TURP - TRANSURETHRAL RESECTION OF THE PROSTATE
Transurethral Resection of the Prostate is a surgical procedure, where the obstructing prostate tissue will be removed by the use of an instrument called a resectoscope, which is inserted through the urethra. Using the resectoscope, Dr Singh will remove the prostate tissue that's blocking the flow of urine. This is effective for resolving urinary symptoms caused by an enlarged prostate.
Potential side effects of TURP may include clots, retrograde ejaculation/reduction of semen emission (semen released through ejaculation goes into the bladder rather than out of the penis, which can inhibit fertility), erectile dysfunction (although this is a less common side effect), mild hematuria, and urinary tract infections (UTI). Some patients may experience temporary difficulty urinating, which usually resolves a few days after the procedure.
Transurethral resection of the prostate is done under general anaesthesia. During the procedure, Dr Singh will insert the resectoscope in the tip of your penis and extend it through your urethra into the prostate. He will then use the resectoscope to cut tissue from the inside of the prostate gland, one small portion at a time. As small portions of tissue are cut from the inside of your prostate, floods of fluid carry the small portions of tissue, into the bladder, which will be removed at the end of the operation.
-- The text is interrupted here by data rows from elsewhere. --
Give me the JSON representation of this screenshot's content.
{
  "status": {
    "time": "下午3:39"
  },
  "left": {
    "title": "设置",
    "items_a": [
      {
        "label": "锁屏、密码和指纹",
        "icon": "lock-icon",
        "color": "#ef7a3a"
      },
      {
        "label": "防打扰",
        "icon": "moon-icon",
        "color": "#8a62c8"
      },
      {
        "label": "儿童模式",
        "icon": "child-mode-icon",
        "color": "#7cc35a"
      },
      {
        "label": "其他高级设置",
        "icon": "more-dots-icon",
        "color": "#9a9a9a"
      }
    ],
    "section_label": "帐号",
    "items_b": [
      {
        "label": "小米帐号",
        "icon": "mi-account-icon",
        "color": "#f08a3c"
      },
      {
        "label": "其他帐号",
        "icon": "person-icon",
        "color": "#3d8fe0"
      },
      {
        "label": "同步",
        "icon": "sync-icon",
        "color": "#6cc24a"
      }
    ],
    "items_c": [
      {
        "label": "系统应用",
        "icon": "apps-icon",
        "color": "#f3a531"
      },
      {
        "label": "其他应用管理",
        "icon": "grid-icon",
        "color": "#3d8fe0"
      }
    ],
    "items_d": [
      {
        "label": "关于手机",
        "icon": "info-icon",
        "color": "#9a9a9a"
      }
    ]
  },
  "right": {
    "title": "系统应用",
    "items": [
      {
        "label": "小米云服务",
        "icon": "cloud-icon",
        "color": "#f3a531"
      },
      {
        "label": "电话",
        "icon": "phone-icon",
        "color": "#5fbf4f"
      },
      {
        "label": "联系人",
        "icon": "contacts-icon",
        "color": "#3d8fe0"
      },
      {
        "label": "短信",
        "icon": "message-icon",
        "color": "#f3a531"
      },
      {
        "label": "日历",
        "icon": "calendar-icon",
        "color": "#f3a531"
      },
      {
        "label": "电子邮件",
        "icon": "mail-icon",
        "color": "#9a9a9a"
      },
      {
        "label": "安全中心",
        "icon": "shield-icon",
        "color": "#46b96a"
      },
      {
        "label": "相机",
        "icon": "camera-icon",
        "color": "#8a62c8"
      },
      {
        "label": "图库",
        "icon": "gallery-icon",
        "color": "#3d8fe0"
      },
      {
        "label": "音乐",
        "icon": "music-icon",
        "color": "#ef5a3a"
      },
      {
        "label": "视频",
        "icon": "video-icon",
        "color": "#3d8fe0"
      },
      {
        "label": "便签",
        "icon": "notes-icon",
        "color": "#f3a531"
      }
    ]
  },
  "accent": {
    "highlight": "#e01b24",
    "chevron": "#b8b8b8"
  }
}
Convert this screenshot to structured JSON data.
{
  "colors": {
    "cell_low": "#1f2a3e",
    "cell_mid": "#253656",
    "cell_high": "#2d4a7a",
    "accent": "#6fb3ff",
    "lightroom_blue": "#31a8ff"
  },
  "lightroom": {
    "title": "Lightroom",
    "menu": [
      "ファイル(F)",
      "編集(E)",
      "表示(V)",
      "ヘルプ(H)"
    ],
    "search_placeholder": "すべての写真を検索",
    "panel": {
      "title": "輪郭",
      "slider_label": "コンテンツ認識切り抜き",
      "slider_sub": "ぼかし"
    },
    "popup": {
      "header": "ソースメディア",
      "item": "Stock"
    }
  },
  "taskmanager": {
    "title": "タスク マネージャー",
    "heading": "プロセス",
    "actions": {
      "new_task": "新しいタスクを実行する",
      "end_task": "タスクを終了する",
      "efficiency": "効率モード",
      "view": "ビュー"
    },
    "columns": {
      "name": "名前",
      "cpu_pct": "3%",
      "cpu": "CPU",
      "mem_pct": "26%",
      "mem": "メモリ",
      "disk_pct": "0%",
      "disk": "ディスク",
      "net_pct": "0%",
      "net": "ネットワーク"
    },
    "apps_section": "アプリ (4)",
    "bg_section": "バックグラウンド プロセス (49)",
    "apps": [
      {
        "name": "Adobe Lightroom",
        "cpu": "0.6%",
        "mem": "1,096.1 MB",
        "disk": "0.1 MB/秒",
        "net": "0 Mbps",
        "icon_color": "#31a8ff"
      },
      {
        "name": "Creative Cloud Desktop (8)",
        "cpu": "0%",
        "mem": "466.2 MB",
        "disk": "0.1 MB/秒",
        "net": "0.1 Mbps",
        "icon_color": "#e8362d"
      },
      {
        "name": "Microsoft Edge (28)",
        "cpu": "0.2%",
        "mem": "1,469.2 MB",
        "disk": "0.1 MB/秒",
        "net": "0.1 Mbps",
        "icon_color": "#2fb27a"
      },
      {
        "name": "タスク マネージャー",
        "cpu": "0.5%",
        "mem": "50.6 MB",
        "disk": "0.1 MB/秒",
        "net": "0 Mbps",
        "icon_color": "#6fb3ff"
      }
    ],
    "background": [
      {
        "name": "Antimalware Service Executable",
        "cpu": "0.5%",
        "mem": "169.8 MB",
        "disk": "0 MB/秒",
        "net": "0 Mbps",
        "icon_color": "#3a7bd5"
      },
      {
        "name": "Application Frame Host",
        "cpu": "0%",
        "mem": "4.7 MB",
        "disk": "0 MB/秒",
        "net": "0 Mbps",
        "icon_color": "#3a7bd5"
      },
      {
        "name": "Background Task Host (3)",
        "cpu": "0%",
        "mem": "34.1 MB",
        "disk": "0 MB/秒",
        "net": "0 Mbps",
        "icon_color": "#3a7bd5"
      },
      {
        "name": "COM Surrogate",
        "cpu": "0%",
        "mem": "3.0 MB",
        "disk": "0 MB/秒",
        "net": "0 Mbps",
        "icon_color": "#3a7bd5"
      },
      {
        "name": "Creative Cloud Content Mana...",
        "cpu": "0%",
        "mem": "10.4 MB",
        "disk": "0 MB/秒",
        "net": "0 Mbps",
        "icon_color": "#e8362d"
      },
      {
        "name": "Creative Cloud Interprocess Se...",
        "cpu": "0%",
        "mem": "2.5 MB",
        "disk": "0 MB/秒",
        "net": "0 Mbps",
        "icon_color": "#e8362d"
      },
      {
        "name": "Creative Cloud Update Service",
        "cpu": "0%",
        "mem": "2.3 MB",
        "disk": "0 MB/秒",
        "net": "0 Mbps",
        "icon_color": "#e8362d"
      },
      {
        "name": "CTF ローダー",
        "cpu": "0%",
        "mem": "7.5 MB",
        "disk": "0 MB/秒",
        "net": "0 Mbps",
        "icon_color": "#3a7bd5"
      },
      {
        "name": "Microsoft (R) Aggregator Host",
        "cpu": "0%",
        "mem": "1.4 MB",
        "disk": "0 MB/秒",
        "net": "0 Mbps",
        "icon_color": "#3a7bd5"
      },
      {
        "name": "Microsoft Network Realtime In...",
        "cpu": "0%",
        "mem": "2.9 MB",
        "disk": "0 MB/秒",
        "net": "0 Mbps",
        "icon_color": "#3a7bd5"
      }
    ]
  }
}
After the TURP procedure, you may feel some pain in your prostate area. You will remain in the hospital for monitoring. Dr Singh will insert a urinary catheter because swelling may block your urine flow. The catheter is left in place until the swelling decreases, and you are able to urinate on your own. You may also notice blood in your urine, which will dissolve when you drink plenty of water. You will also experience irritating urine symptoms like pains when you urinate and sense of urgency or the frequent need to urinate.